§ PROVIDED MATERIAL:

----------

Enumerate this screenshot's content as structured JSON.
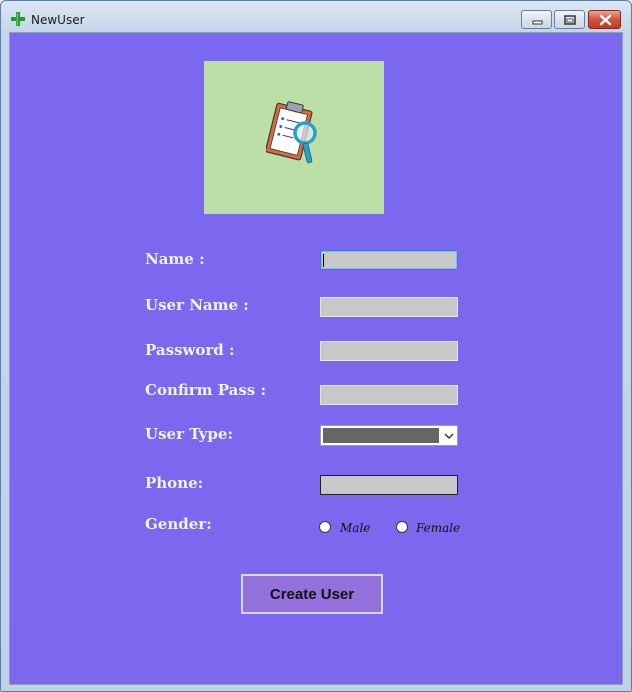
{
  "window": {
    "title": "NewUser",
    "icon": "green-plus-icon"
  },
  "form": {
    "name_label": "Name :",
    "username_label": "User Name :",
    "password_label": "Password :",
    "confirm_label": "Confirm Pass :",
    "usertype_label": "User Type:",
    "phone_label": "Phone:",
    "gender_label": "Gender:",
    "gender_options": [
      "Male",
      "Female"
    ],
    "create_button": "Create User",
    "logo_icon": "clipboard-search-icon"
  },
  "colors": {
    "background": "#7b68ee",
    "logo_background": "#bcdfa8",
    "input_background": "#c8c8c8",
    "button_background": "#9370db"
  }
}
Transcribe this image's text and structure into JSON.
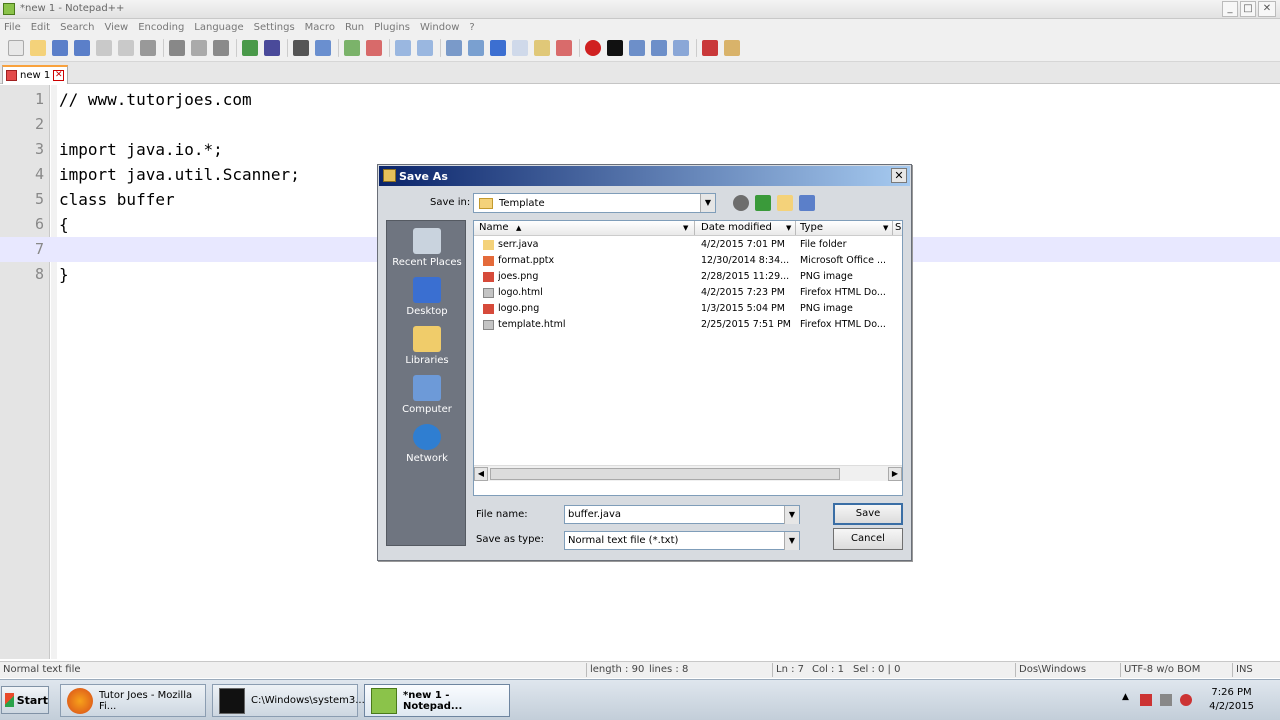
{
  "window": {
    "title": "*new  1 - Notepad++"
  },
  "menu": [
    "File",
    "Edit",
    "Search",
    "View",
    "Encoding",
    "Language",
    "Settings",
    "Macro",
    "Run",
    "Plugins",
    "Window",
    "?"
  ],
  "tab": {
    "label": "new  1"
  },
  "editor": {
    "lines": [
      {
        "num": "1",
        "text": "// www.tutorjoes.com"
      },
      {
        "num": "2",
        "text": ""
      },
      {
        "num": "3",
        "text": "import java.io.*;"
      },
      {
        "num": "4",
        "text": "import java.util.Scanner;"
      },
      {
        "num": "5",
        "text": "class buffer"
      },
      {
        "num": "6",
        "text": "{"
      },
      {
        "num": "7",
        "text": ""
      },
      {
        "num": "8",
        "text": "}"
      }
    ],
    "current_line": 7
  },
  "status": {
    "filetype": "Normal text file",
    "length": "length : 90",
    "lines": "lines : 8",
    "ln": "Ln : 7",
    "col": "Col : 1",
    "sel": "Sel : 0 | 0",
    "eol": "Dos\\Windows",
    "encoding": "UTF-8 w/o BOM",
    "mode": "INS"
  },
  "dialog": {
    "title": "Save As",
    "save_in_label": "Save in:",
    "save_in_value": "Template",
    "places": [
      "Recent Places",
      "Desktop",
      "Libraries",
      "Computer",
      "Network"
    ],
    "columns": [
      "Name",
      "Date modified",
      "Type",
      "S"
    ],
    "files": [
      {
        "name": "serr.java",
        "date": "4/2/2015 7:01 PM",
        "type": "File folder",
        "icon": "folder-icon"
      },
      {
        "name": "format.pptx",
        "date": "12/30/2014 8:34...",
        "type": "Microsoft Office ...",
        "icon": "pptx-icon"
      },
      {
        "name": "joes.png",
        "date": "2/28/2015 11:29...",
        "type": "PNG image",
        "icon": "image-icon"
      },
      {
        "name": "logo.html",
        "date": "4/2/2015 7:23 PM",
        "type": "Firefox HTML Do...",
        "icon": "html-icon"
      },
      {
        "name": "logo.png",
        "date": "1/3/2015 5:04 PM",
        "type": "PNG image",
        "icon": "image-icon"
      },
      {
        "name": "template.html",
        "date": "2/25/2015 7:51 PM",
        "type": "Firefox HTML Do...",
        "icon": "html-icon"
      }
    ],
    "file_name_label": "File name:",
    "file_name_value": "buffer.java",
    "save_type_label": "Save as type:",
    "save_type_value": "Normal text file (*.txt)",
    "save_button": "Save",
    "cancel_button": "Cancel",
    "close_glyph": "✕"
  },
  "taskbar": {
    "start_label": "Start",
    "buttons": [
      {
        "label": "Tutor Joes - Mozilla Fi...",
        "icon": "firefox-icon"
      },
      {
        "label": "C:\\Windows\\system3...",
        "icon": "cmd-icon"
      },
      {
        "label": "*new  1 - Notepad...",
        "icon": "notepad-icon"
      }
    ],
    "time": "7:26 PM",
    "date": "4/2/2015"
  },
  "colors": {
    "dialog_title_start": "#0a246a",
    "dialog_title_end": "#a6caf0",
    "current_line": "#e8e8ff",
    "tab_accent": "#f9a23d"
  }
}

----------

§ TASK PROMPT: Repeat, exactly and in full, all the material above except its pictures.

§ TASK SOLUTION:
Enumerate this screenshot's content as structured JSON.
{
  "window": {
    "title": "NewUser",
    "icon": "green-plus-icon"
  },
  "form": {
    "name_label": "Name :",
    "username_label": "User Name :",
    "password_label": "Password :",
    "confirm_label": "Confirm Pass :",
    "usertype_label": "User Type:",
    "phone_label": "Phone:",
    "gender_label": "Gender:",
    "gender_options": [
      "Male",
      "Female"
    ],
    "create_button": "Create User",
    "logo_icon": "clipboard-search-icon"
  },
  "colors": {
    "background": "#7b68ee",
    "logo_background": "#bcdfa8",
    "input_background": "#c8c8c8",
    "button_background": "#9370db"
  }
}
Transcribe this image's text and structure into JSON.
{
  "window": {
    "title": "*new  1 - Notepad++"
  },
  "menu": [
    "File",
    "Edit",
    "Search",
    "View",
    "Encoding",
    "Language",
    "Settings",
    "Macro",
    "Run",
    "Plugins",
    "Window",
    "?"
  ],
  "tab": {
    "label": "new  1"
  },
  "editor": {
    "lines": [
      {
        "num": "1",
        "text": "// www.tutorjoes.com"
      },
      {
        "num": "2",
        "text": ""
      },
      {
        "num": "3",
        "text": "import java.io.*;"
      },
      {
        "num": "4",
        "text": "import java.util.Scanner;"
      },
      {
        "num": "5",
        "text": "class buffer"
      },
      {
        "num": "6",
        "text": "{"
      },
      {
        "num": "7",
        "text": ""
      },
      {
        "num": "8",
        "text": "}"
      }
    ],
    "current_line": 7
  },
  "status": {
    "filetype": "Normal text file",
    "length": "length : 90",
    "lines": "lines : 8",
    "ln": "Ln : 7",
    "col": "Col : 1",
    "sel": "Sel : 0 | 0",
    "eol": "Dos\\Windows",
    "encoding": "UTF-8 w/o BOM",
    "mode": "INS"
  },
  "dialog": {
    "title": "Save As",
    "save_in_label": "Save in:",
    "save_in_value": "Template",
    "places": [
      "Recent Places",
      "Desktop",
      "Libraries",
      "Computer",
      "Network"
    ],
    "columns": [
      "Name",
      "Date modified",
      "Type",
      "S"
    ],
    "files": [
      {
        "name": "serr.java",
        "date": "4/2/2015 7:01 PM",
        "type": "File folder",
        "icon": "folder-icon"
      },
      {
        "name": "format.pptx",
        "date": "12/30/2014 8:34...",
        "type": "Microsoft Office ...",
        "icon": "pptx-icon"
      },
      {
        "name": "joes.png",
        "date": "2/28/2015 11:29...",
        "type": "PNG image",
        "icon": "image-icon"
      },
      {
        "name": "logo.html",
        "date": "4/2/2015 7:23 PM",
        "type": "Firefox HTML Do...",
        "icon": "html-icon"
      },
      {
        "name": "logo.png",
        "date": "1/3/2015 5:04 PM",
        "type": "PNG image",
        "icon": "image-icon"
      },
      {
        "name": "template.html",
        "date": "2/25/2015 7:51 PM",
        "type": "Firefox HTML Do...",
        "icon": "html-icon"
      }
    ],
    "file_name_label": "File name:",
    "file_name_value": "buffer.java",
    "save_type_label": "Save as type:",
    "save_type_value": "Normal text file (*.txt)",
    "save_button": "Save",
    "cancel_button": "Cancel",
    "close_glyph": "✕"
  },
  "taskbar": {
    "start_label": "Start",
    "buttons": [
      {
        "label": "Tutor Joes - Mozilla Fi...",
        "icon": "firefox-icon"
      },
      {
        "label": "C:\\Windows\\system3...",
        "icon": "cmd-icon"
      },
      {
        "label": "*new  1 - Notepad...",
        "icon": "notepad-icon"
      }
    ],
    "time": "7:26 PM",
    "date": "4/2/2015"
  },
  "colors": {
    "dialog_title_start": "#0a246a",
    "dialog_title_end": "#a6caf0",
    "current_line": "#e8e8ff",
    "tab_accent": "#f9a23d"
  }
}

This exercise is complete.